→ **ASSIGNED TASK**
Find the word "JSON" in the listing below. Copy every line that has it.

→ **EXTRACTED INFORMATION**
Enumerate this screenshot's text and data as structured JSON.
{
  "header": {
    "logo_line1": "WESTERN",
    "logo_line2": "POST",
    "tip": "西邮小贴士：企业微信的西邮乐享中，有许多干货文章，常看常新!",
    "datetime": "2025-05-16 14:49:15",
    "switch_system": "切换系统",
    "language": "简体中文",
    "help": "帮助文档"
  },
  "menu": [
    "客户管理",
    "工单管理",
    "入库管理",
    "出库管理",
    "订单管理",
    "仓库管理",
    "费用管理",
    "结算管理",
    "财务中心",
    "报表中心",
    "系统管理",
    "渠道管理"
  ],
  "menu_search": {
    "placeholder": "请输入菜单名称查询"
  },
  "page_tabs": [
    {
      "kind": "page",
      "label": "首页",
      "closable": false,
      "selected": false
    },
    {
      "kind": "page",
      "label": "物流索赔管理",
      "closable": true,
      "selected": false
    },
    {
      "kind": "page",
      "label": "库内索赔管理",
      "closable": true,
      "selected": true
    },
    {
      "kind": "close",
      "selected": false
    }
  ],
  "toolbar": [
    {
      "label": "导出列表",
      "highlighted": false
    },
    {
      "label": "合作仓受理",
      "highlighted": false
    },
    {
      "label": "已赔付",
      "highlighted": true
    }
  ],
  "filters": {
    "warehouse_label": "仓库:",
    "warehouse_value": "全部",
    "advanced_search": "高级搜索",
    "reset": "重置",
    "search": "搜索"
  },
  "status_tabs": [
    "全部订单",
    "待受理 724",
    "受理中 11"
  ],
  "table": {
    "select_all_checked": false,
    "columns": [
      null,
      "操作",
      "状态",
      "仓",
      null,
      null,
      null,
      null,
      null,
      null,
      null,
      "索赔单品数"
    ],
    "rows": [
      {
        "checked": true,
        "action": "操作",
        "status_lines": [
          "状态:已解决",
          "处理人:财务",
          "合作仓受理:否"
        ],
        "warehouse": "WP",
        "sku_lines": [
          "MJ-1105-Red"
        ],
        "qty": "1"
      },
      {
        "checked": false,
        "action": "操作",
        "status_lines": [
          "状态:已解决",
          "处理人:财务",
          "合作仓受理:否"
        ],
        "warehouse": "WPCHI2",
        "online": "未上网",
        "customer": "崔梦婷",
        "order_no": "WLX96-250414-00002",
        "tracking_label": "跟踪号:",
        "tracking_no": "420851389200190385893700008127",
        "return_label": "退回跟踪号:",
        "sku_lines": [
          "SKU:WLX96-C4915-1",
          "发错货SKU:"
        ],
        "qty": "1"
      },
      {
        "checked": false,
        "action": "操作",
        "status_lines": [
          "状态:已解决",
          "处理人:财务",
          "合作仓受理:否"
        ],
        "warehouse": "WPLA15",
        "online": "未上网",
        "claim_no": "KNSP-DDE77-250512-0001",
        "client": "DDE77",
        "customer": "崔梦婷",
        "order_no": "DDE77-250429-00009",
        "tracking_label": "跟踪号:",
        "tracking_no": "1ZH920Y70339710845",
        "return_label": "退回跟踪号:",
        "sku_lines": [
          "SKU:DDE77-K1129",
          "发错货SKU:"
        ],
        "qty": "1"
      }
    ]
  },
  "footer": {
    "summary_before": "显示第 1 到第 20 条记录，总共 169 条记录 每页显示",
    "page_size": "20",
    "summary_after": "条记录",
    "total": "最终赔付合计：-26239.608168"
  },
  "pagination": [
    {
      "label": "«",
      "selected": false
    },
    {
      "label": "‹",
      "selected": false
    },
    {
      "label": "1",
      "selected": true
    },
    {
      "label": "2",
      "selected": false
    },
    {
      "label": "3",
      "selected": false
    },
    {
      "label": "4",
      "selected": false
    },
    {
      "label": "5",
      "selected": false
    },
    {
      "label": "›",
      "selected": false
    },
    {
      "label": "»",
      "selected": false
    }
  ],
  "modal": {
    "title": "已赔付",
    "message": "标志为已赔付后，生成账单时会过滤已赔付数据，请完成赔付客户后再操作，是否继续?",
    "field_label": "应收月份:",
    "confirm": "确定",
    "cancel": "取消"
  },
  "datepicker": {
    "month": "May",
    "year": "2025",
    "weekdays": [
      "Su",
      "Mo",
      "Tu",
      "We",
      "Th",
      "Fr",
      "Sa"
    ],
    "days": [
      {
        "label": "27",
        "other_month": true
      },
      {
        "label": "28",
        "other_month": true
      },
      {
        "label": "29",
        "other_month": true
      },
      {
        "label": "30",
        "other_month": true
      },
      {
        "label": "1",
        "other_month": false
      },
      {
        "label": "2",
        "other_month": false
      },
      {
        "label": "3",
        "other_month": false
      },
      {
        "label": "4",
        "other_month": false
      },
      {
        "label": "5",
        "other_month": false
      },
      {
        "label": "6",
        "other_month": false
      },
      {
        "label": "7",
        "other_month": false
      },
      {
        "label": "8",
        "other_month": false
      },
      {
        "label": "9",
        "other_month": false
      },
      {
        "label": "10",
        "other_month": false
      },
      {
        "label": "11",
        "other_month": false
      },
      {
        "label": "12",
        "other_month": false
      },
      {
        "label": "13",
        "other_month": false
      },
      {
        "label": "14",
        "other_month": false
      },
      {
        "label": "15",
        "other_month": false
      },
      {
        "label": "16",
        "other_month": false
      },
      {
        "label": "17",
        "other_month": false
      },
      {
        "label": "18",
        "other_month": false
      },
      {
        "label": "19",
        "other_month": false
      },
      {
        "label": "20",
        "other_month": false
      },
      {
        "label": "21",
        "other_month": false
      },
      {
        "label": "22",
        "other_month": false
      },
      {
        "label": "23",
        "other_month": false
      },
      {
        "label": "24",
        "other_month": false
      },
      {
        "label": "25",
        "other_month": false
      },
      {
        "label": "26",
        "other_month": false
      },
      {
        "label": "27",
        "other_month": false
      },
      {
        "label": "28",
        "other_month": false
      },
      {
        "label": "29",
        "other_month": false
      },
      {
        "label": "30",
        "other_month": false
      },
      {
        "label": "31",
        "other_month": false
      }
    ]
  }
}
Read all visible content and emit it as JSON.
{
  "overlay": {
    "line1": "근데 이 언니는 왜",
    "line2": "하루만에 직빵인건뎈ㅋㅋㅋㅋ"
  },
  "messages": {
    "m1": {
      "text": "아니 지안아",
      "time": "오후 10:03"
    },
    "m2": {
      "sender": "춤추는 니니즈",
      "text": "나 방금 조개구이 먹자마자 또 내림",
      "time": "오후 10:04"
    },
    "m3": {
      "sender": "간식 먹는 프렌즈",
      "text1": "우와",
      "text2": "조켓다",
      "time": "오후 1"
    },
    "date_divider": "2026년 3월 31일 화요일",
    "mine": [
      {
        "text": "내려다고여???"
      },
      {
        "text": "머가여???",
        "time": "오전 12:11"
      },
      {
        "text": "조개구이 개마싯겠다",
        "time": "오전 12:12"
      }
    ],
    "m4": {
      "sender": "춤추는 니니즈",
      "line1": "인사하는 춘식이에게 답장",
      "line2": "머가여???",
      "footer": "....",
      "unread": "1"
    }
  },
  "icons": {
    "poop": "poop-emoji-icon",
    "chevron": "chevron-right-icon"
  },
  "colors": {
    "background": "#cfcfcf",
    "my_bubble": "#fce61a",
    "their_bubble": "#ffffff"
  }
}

→ **OUTPUT OF THE TASK**
Enumerate this screenshot's text and data as structured JSON.
Read all visible content and emit it as JSON.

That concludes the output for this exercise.